=== Task instructions ===
Check every line of the material below, and show those that contain "Displays".
··········
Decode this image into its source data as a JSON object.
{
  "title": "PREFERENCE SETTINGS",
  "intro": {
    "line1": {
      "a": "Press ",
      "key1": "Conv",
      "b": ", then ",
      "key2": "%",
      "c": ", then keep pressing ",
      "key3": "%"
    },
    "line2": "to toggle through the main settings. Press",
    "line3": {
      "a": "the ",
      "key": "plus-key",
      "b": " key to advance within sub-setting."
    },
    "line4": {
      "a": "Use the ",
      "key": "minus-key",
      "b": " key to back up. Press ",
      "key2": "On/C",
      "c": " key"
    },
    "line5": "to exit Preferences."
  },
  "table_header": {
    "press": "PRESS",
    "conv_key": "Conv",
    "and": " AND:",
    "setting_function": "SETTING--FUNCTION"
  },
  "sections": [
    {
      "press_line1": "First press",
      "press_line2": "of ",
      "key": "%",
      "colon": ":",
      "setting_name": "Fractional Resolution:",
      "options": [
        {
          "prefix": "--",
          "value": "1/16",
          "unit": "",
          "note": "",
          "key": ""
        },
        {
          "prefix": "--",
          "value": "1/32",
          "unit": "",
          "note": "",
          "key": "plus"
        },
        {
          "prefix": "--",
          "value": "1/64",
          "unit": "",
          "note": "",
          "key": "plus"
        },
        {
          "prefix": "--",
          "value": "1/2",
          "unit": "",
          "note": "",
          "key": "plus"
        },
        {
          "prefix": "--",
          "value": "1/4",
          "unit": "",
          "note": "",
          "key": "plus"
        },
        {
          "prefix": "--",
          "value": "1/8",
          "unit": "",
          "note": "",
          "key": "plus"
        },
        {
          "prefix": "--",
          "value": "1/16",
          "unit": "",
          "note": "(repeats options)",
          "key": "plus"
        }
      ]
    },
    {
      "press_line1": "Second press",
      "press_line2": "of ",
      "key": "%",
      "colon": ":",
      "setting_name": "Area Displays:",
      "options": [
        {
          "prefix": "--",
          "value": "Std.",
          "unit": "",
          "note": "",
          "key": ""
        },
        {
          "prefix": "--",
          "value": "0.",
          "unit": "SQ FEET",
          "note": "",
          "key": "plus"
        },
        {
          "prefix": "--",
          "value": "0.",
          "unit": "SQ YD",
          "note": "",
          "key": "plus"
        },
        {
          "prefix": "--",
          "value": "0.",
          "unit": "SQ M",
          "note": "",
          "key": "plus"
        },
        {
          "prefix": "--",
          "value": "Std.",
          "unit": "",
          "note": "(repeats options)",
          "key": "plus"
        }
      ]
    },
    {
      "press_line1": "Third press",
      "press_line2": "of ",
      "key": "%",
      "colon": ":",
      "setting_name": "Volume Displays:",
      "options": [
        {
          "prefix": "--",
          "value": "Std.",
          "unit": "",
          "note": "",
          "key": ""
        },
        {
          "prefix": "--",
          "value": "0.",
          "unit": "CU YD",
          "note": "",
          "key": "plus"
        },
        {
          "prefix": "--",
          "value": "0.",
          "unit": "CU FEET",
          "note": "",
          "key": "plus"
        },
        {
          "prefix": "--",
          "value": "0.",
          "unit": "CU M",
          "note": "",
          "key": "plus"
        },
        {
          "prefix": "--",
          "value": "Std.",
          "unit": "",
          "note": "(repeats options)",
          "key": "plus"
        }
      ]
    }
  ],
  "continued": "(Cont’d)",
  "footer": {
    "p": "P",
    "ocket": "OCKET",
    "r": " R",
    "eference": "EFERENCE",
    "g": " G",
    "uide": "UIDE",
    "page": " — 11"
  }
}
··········
=== Written answer ===
      "setting_name": "Area Displays:",
      "setting_name": "Volume Displays:",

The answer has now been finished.